[Source material]
- - - -

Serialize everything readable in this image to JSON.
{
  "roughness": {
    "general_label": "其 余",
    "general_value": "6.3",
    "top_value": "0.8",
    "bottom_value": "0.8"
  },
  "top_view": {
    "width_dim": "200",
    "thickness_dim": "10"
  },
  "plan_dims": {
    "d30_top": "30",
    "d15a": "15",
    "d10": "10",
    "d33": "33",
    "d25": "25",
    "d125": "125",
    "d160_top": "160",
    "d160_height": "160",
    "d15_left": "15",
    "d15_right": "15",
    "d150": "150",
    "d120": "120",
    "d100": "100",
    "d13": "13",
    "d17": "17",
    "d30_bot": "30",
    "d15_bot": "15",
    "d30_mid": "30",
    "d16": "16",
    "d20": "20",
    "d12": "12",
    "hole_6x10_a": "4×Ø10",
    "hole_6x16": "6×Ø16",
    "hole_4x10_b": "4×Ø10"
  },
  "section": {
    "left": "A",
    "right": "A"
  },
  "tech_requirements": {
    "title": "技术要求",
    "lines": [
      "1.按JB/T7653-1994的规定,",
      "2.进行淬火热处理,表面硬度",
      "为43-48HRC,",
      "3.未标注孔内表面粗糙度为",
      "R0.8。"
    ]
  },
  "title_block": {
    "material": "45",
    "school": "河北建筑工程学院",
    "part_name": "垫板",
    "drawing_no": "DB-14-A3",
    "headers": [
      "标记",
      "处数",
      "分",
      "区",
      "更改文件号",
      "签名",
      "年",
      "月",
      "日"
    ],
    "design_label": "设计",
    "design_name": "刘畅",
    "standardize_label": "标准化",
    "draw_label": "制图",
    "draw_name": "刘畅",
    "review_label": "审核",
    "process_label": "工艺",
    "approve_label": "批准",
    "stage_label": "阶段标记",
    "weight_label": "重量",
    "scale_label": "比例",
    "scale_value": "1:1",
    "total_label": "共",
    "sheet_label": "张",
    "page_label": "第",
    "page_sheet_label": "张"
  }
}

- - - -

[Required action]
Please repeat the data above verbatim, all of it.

[Result]
Serialize everything readable in this image to JSON.
{
  "roughness": {
    "general_label": "其 余",
    "general_value": "6.3",
    "top_value": "0.8",
    "bottom_value": "0.8"
  },
  "top_view": {
    "width_dim": "200",
    "thickness_dim": "10"
  },
  "plan_dims": {
    "d30_top": "30",
    "d15a": "15",
    "d10": "10",
    "d33": "33",
    "d25": "25",
    "d125": "125",
    "d160_top": "160",
    "d160_height": "160",
    "d15_left": "15",
    "d15_right": "15",
    "d150": "150",
    "d120": "120",
    "d100": "100",
    "d13": "13",
    "d17": "17",
    "d30_bot": "30",
    "d15_bot": "15",
    "d30_mid": "30",
    "d16": "16",
    "d20": "20",
    "d12": "12",
    "hole_6x10_a": "4×Ø10",
    "hole_6x16": "6×Ø16",
    "hole_4x10_b": "4×Ø10"
  },
  "section": {
    "left": "A",
    "right": "A"
  },
  "tech_requirements": {
    "title": "技术要求",
    "lines": [
      "1.按JB/T7653-1994的规定,",
      "2.进行淬火热处理,表面硬度",
      "为43-48HRC,",
      "3.未标注孔内表面粗糙度为",
      "R0.8。"
    ]
  },
  "title_block": {
    "material": "45",
    "school": "河北建筑工程学院",
    "part_name": "垫板",
    "drawing_no": "DB-14-A3",
    "headers": [
      "标记",
      "处数",
      "分",
      "区",
      "更改文件号",
      "签名",
      "年",
      "月",
      "日"
    ],
    "design_label": "设计",
    "design_name": "刘畅",
    "standardize_label": "标准化",
    "draw_label": "制图",
    "draw_name": "刘畅",
    "review_label": "审核",
    "process_label": "工艺",
    "approve_label": "批准",
    "stage_label": "阶段标记",
    "weight_label": "重量",
    "scale_label": "比例",
    "scale_value": "1:1",
    "total_label": "共",
    "sheet_label": "张",
    "page_label": "第",
    "page_sheet_label": "张"
  }
}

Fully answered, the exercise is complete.